This mini-panel features two brief talks on electronic surveillance and resistance among very different populations: prisoners and long distance truck drivers. The presentations will be followed by Q & A and discussion.
- Jessa Lingel, Ph.D. Candidate, School of Communication and Information, Rutgers University
- Karen Levy, Ph.D. Candidate, Department of Sociology, Princeton University
Time: Monday, November 18, 1:10-2:30pm
Location: Room 1631, Hunter West, Hunter College, 695 Park Ave., New York, NY 10065
Jessa Lingel, “Tactics for Resisting Technological Surveillance”

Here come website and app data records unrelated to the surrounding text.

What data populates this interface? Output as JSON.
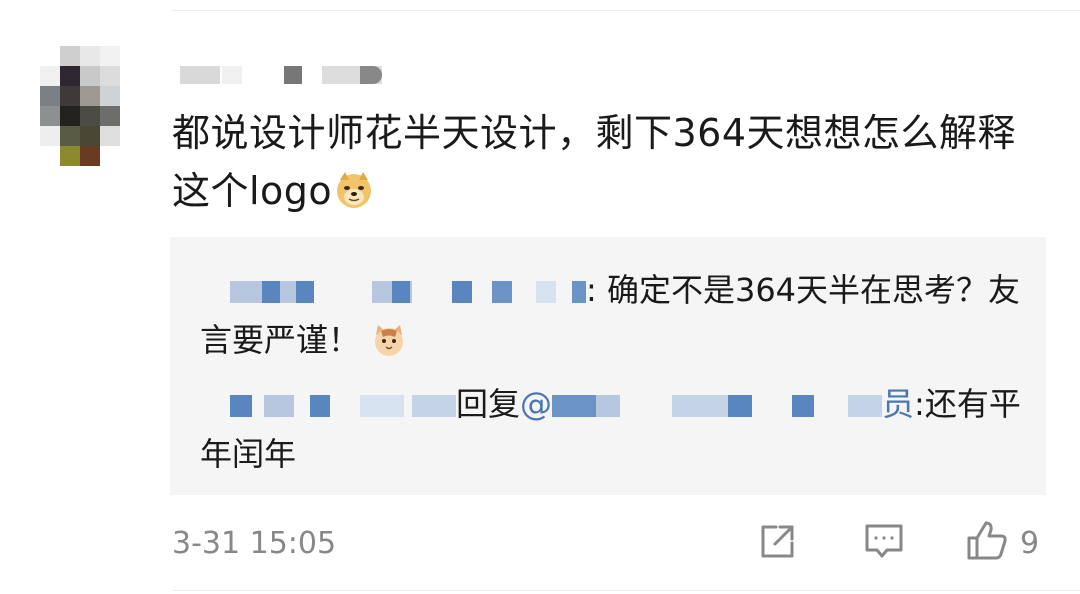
{
  "comment": {
    "text": "都说设计师花半天设计，剩下364天想想怎么解释这个logo",
    "emoji": "doge-emoji"
  },
  "replies": [
    {
      "separator": ": ",
      "text": "确定不是364天半在思考？友言要严谨！",
      "emoji": "cat-face-emoji"
    },
    {
      "reply_word": "回复",
      "at": "@",
      "role_suffix": "员",
      "text": ":还有平年闰年"
    }
  ],
  "footer": {
    "timestamp": "3-31 15:05",
    "like_count": "9",
    "icons": [
      "share-icon",
      "comment-icon",
      "like-icon"
    ]
  },
  "colors": {
    "link": "#4a77b4",
    "meta": "#888888",
    "reply_bg": "#f5f5f5"
  }
}
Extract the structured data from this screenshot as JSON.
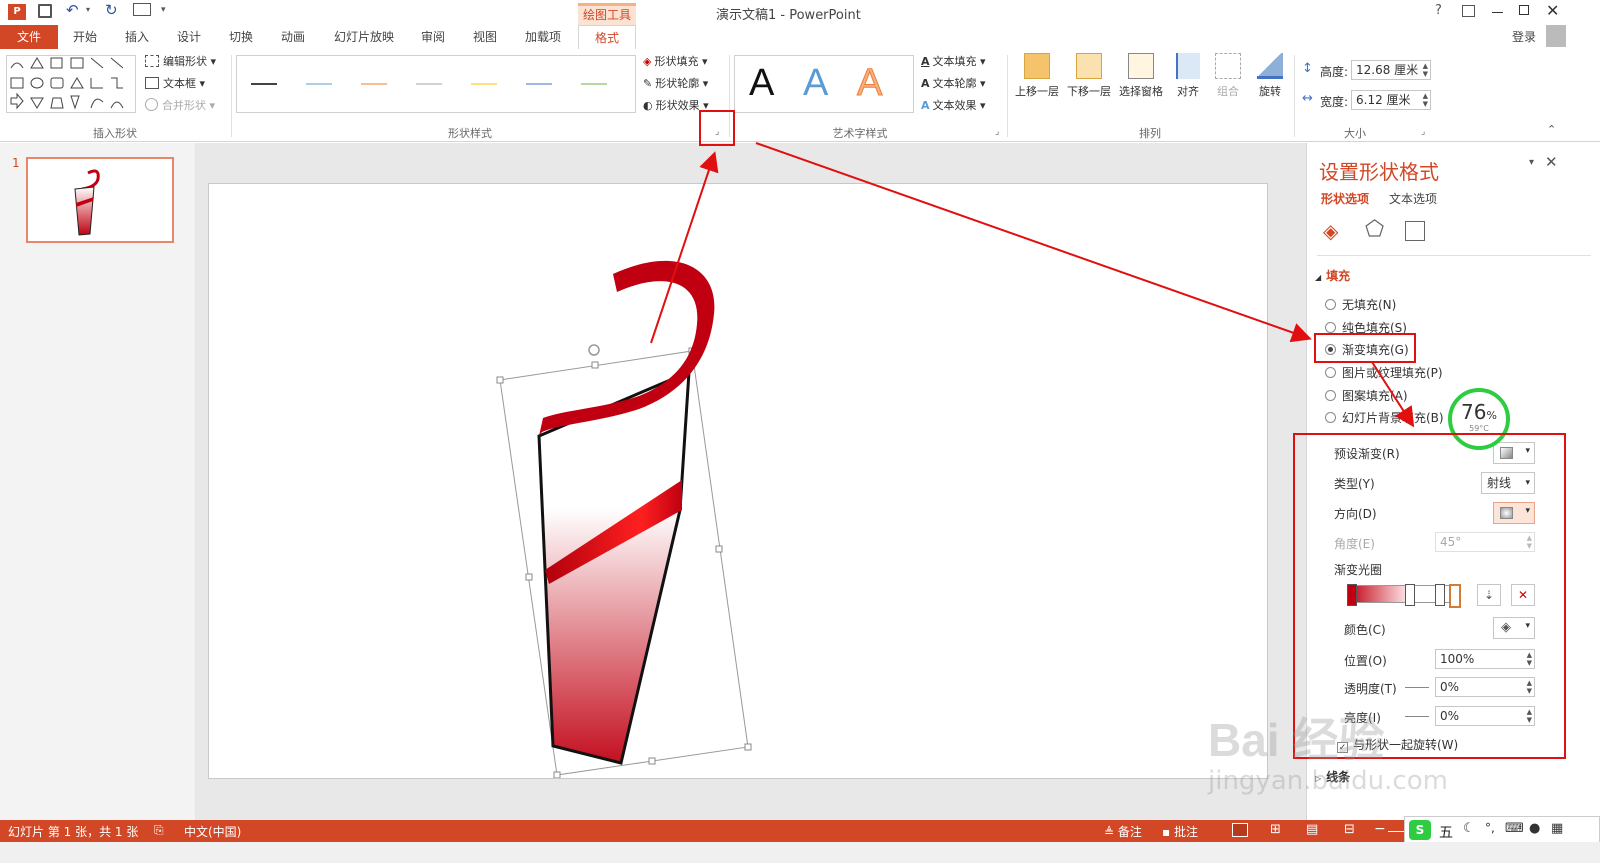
{
  "window": {
    "title": "演示文稿1 - PowerPoint",
    "context_tab_group": "绘图工具",
    "help": "?",
    "login": "登录"
  },
  "tabs": [
    "文件",
    "开始",
    "插入",
    "设计",
    "切换",
    "动画",
    "幻灯片放映",
    "审阅",
    "视图",
    "加载项",
    "格式"
  ],
  "ribbon": {
    "insert_shapes": {
      "edit_shape": "编辑形状",
      "text_box": "文本框",
      "merge_shapes": "合并形状",
      "label": "插入形状"
    },
    "shape_styles": {
      "fill": "形状填充",
      "outline": "形状轮廓",
      "effects": "形状效果",
      "label": "形状样式",
      "line_colors": [
        "#444444",
        "#5b9bd5",
        "#ed7d31",
        "#a5a5a5",
        "#ffc000",
        "#4472c4",
        "#70ad47"
      ]
    },
    "wordart": {
      "sample": "A",
      "text_fill": "文本填充",
      "text_outline": "文本轮廓",
      "text_effects": "文本效果",
      "label": "艺术字样式"
    },
    "arrange": {
      "bring_forward": "上移一层",
      "send_backward": "下移一层",
      "selection_pane": "选择窗格",
      "align": "对齐",
      "group": "组合",
      "rotate": "旋转",
      "label": "排列"
    },
    "size": {
      "height_label": "高度:",
      "height_value": "12.68 厘米",
      "width_label": "宽度:",
      "width_value": "6.12 厘米",
      "label": "大小"
    }
  },
  "thumbnails": {
    "number": "1"
  },
  "pane": {
    "title": "设置形状格式",
    "tab_shape": "形状选项",
    "tab_text": "文本选项",
    "fill_section": "填充",
    "fill_options": [
      "无填充(N)",
      "纯色填充(S)",
      "渐变填充(G)",
      "图片或纹理填充(P)",
      "图案填充(A)",
      "幻灯片背景填充(B)"
    ],
    "selected_fill_index": 2,
    "preset_gradient": "预设渐变(R)",
    "type_label": "类型(Y)",
    "type_value": "射线",
    "direction_label": "方向(D)",
    "angle_label": "角度(E)",
    "angle_value": "45°",
    "stops_label": "渐变光圈",
    "color_label": "颜色(C)",
    "position_label": "位置(O)",
    "position_value": "100%",
    "transparency_label": "透明度(T)",
    "transparency_value": "0%",
    "brightness_label": "亮度(I)",
    "brightness_value": "0%",
    "rotate_with_shape": "与形状一起旋转(W)",
    "line_section": "线条"
  },
  "overlay": {
    "percent": "76",
    "percent_sign": "%",
    "temp": "59°C"
  },
  "status": {
    "slide_info": "幻灯片 第 1 张，共 1 张",
    "language": "中文(中国)",
    "notes": "备注",
    "comments": "批注",
    "ime": "五"
  },
  "watermark": {
    "brand": "Bai 经验",
    "url": "jingyan.baidu.com"
  },
  "colors": {
    "accent": "#d24726",
    "annotation": "#e01010",
    "shape_red": "#c00010"
  }
}
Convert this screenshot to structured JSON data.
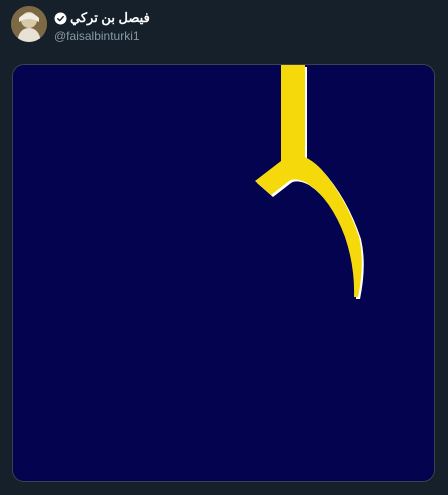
{
  "tweet": {
    "author": {
      "display_name": "فيصل بن تركي",
      "handle": "@faisalbinturki1",
      "verified": true,
      "verified_icon": "verified-badge-icon",
      "avatar_icon": "avatar-photo"
    },
    "media": {
      "type": "animated-gif",
      "background_color": "#03034f",
      "glyph_color": "#f5d90a",
      "glyph_outline_color": "#ffffff"
    }
  },
  "colors": {
    "page_background": "#15202b",
    "name_text": "#ffffff",
    "handle_text": "#8899a6",
    "media_border": "#38444d"
  }
}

In light of the disclosures about government surveillance, it’s become increasingly critical to consider possibilities for resisting surveillance that is structural and to a large extent invisible. Disclosures about the NSA confirm that surveillance is constant and wide reaching, and particularly given how undetectable mechanisms of surveillance are, it is difficult to imagine technological alternatives that would ensure privacy – of cell phone use, of search engine use, of emailing. Of course, there are populations that have vast experience with precisely this degree of surveillance and monitoring – the incarcerated. In this talk, I’ll be presenting early-stage work on two forms of resistance (construed broadly) that have surfaced in prisons – hunger strikes and viral dance videos. Rather than concentrating on avoiding surveillance (likely an impossible goal), I’m interested in thinking about resisting or displaying dissent in the context of massive technological surveillance.

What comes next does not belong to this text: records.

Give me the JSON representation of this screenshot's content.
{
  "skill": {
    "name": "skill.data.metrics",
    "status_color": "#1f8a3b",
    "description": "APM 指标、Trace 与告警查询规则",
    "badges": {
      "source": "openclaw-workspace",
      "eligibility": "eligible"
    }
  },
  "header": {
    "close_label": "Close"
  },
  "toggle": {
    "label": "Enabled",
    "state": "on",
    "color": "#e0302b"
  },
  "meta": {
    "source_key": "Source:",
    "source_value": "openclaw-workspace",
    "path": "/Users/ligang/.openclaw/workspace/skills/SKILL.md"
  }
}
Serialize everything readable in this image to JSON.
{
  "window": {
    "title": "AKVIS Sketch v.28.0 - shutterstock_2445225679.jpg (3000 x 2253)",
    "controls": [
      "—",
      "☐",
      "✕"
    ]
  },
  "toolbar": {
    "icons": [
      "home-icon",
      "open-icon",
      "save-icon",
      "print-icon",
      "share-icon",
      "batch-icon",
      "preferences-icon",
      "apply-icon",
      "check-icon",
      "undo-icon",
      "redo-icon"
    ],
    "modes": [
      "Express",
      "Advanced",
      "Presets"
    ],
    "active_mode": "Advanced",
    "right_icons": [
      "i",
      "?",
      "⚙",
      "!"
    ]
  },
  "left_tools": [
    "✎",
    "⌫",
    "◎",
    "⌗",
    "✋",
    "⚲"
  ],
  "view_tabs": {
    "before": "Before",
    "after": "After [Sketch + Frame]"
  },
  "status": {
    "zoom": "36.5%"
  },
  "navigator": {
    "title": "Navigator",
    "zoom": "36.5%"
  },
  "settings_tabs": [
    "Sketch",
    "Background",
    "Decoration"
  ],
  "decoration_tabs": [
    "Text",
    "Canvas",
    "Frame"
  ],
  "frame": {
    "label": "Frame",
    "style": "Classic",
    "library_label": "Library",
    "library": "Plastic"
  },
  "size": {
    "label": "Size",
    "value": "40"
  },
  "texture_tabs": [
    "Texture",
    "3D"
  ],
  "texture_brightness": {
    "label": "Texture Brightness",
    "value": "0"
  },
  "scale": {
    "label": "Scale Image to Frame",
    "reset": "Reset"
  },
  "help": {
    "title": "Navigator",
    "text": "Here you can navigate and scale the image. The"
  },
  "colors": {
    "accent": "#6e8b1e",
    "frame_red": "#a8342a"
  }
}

Karen Levy, “Beating the Box: Truck Drivers and Resistance to Techno-Legal Monitoring.”